Before you sell your late uncle’s Rambler or your deceased sister’s Sienna, you need to establish your authority to handle the transaction. When you become the executor of an estate, the probate court will issue Letters Testamentary, which give you the authority to act on behalf of the estate. Obtain several copies of these letters, as well as copies of the death certificate. If anyone questions whether you are acting with proper authority, show them these papers.
It isn’t necessary to change the title on the car when you take on the task of selling it for the estate. When the time comes to sell the car, in most states you don’t even have to visit the title office. When you find a buyer and agree to the price, simply signing your name on the back of the title as you would if the car were your own, followed by “executor (or executrix) for the estate of…” and fill in the name of the deceased. The buyer will take this title when he registers the car and the state will issue a new title in his name.

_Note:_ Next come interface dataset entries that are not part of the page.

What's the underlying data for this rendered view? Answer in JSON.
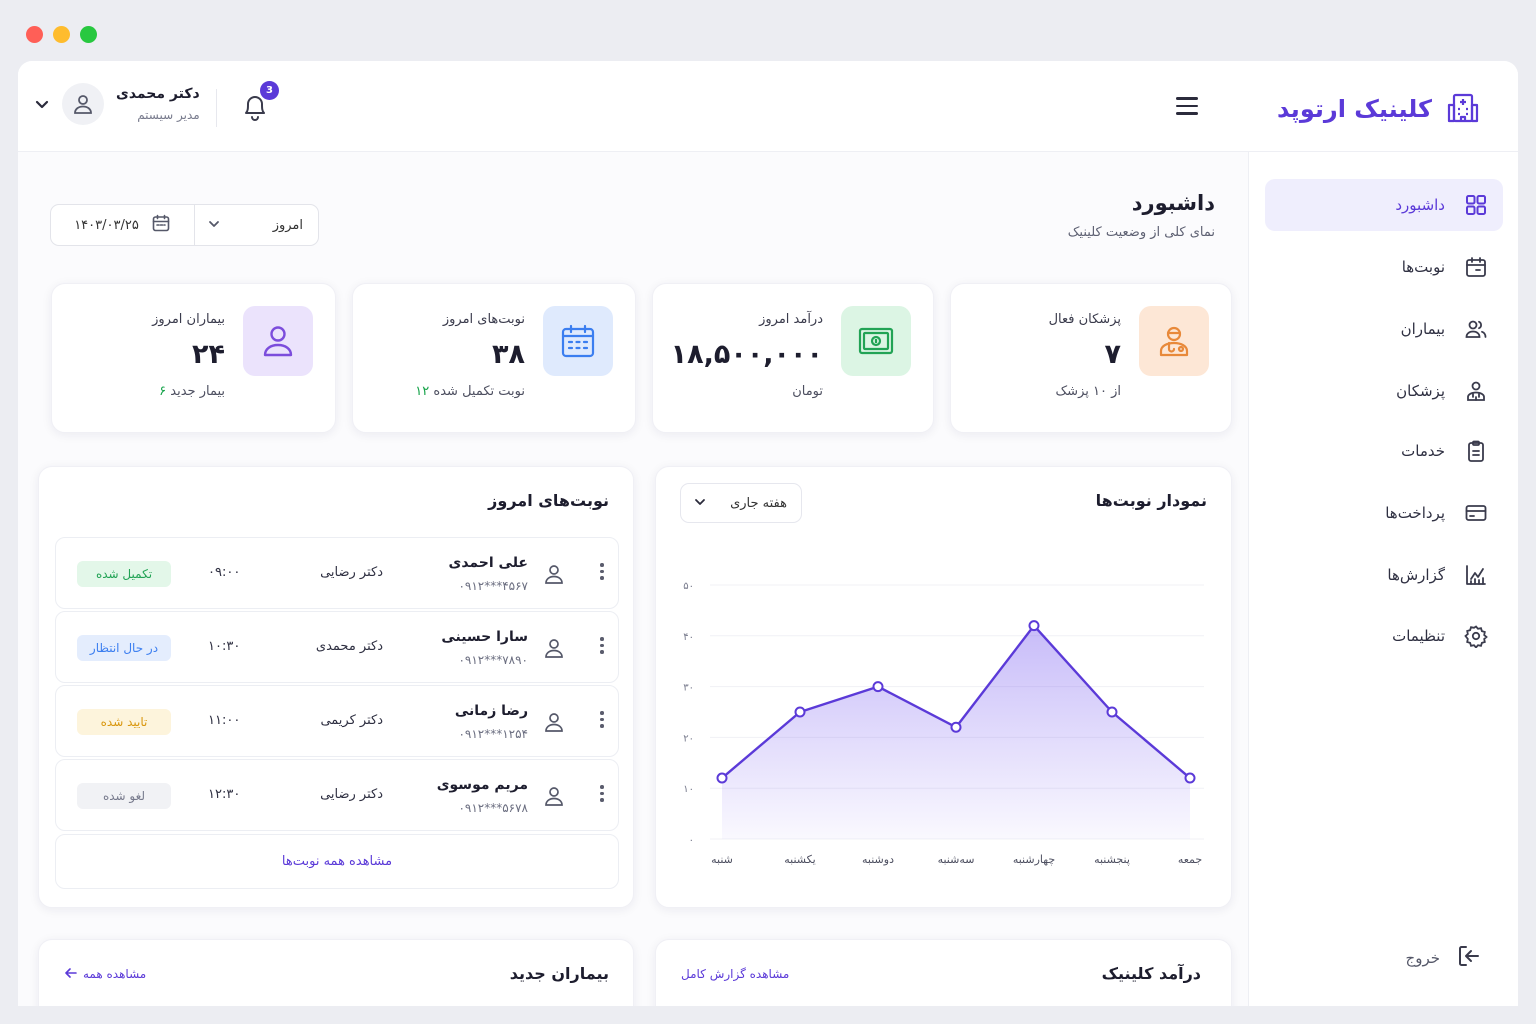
{
  "window": {
    "dot_colors": [
      "#ff5f57",
      "#febc2e",
      "#28c840"
    ]
  },
  "brand": {
    "name": "کلینیک ارتوپد",
    "color": "#5b3ad8"
  },
  "header": {
    "notification_count": "3",
    "user_name": "دکتر محمدی",
    "user_role": "مدیر سیستم"
  },
  "sidebar": {
    "items": [
      {
        "label": "داشبورد",
        "icon": "dashboard-grid-icon",
        "active": true
      },
      {
        "label": "نوبت‌ها",
        "icon": "calendar-icon"
      },
      {
        "label": "بیماران",
        "icon": "users-icon"
      },
      {
        "label": "پزشکان",
        "icon": "doctors-icon"
      },
      {
        "label": "خدمات",
        "icon": "clipboard-icon"
      },
      {
        "label": "پرداخت‌ها",
        "icon": "credit-card-icon"
      },
      {
        "label": "گزارش‌ها",
        "icon": "chart-icon"
      },
      {
        "label": "تنظیمات",
        "icon": "gear-icon"
      }
    ],
    "logout": "خروج"
  },
  "page": {
    "title": "داشبورد",
    "subtitle": "نمای کلی از وضعیت کلینیک"
  },
  "filters": {
    "date": "۱۴۰۳/۰۳/۲۵",
    "period": "امروز"
  },
  "stats": [
    {
      "label": "پزشکان فعال",
      "value": "۷",
      "sub": "از ۱۰ پزشک",
      "icon": "doctor-icon",
      "bg": "#fde7d6",
      "fg": "#e8893a"
    },
    {
      "label": "درآمد امروز",
      "value": "۱۸,۵۰۰,۰۰۰",
      "sub": "تومان",
      "icon": "money-icon",
      "bg": "#dcf5e4",
      "fg": "#22a355"
    },
    {
      "label": "نوبت‌های امروز",
      "value": "۳۸",
      "sub": "نوبت تکمیل شده",
      "sub_highlight": "۱۲",
      "icon": "calendar-icon",
      "bg": "#dfeafd",
      "fg": "#3b7ef0"
    },
    {
      "label": "بیماران امروز",
      "value": "۲۴",
      "sub": "بیمار جدید",
      "sub_highlight": "۶",
      "icon": "user-icon",
      "bg": "#ebe3fc",
      "fg": "#7c4ddc"
    }
  ],
  "chart_card": {
    "title": "نمودار نوبت‌ها",
    "select": "هفته جاری"
  },
  "chart_data": {
    "type": "area",
    "categories": [
      "شنبه",
      "یکشنبه",
      "دوشنبه",
      "سه‌شنبه",
      "چهارشنبه",
      "پنجشنبه",
      "جمعه"
    ],
    "values": [
      12,
      25,
      30,
      22,
      42,
      25,
      12
    ],
    "ylim": [
      0,
      50
    ],
    "yticks": [
      "۰",
      "۱۰",
      "۲۰",
      "۳۰",
      "۴۰",
      "۵۰"
    ],
    "color": "#5b3ad8"
  },
  "appointments": {
    "title": "نوبت‌های امروز",
    "rows": [
      {
        "name": "علی احمدی",
        "phone": "۰۹۱۲***۴۵۶۷",
        "doctor": "دکتر رضایی",
        "time": "۰۹:۰۰",
        "status": "تکمیل شده",
        "status_bg": "#e3f7e9",
        "status_fg": "#22a355"
      },
      {
        "name": "سارا حسینی",
        "phone": "۰۹۱۲***۷۸۹۰",
        "doctor": "دکتر محمدی",
        "time": "۱۰:۳۰",
        "status": "در حال انتظار",
        "status_bg": "#e4edfd",
        "status_fg": "#3b7ef0"
      },
      {
        "name": "رضا زمانی",
        "phone": "۰۹۱۲***۱۲۵۴",
        "doctor": "دکتر کریمی",
        "time": "۱۱:۰۰",
        "status": "تایید شده",
        "status_bg": "#fdf4dc",
        "status_fg": "#d9970e"
      },
      {
        "name": "مریم موسوی",
        "phone": "۰۹۱۲***۵۶۷۸",
        "doctor": "دکتر رضایی",
        "time": "۱۲:۳۰",
        "status": "لغو شده",
        "status_bg": "#f1f2f5",
        "status_fg": "#777a8c"
      }
    ],
    "view_all": "مشاهده همه نوبت‌ها"
  },
  "revenue_card": {
    "title": "درآمد کلینیک",
    "link": "مشاهده گزارش کامل"
  },
  "patients_card": {
    "title": "بیماران جدید",
    "link": "مشاهده همه"
  }
}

If the car has a lien, you’ll need to pay off the note and obtain a clear title before you can sell the car. In this case, you’ll contact the bank or finance company that carries the note. Identify yourself as the executor of the estate and verify the amount needed to pay off the note. Obtain the funds from the estate and remit payment, along with a copy of the death certificate and the letters testamentary. The finance company will issue a clear title, made out to the estate. You then proceed as you would for any other car sale. If you need the proceeds of the sale of the car to pay off the loan, ask your buyer to meet you at the bank of finance company. You can pay off the note right there and obtain a release of lien at the same time.
Cancel any insurance on the car. When you contact the insurance company, it will probably ask for a copy of the death certificate and letters testamentary. If the car is financed, it might also require a letter from the finance company releasing the lien before it will cancel insurance. If the estate is due a refund for any unused premiums, the insurance company will issue a refund made out to "The Estate of …" and the name of the deceased. As executor, you can deposit this check in a bank account for the estate.
- “How to Settle An Estate;” Charles K. Plotnick and Stephan R. Leimberg (pp95-96)
- Jupiterimages/liquidlibrary/Getty Images
- How Long Is a Check Good For?
- What Is the Difference Between a Lease & Finance?
- Selling a Car Using an Escrow Account
- How Much to Budget for a Monthly Car Payment
- Can a Creditor Get Money From a Party Filing Bankruptcy?
- How to Negotiate With a Credit Agency
- How to Get a Derogatory Report Removed With Payment
- If My Wife Has a Car Loan in Her Name Am I Liable in a Divorce?
- How Quickly Does Data Get on a Credit Report?
- How to Sell My Car with a Car Sales Contract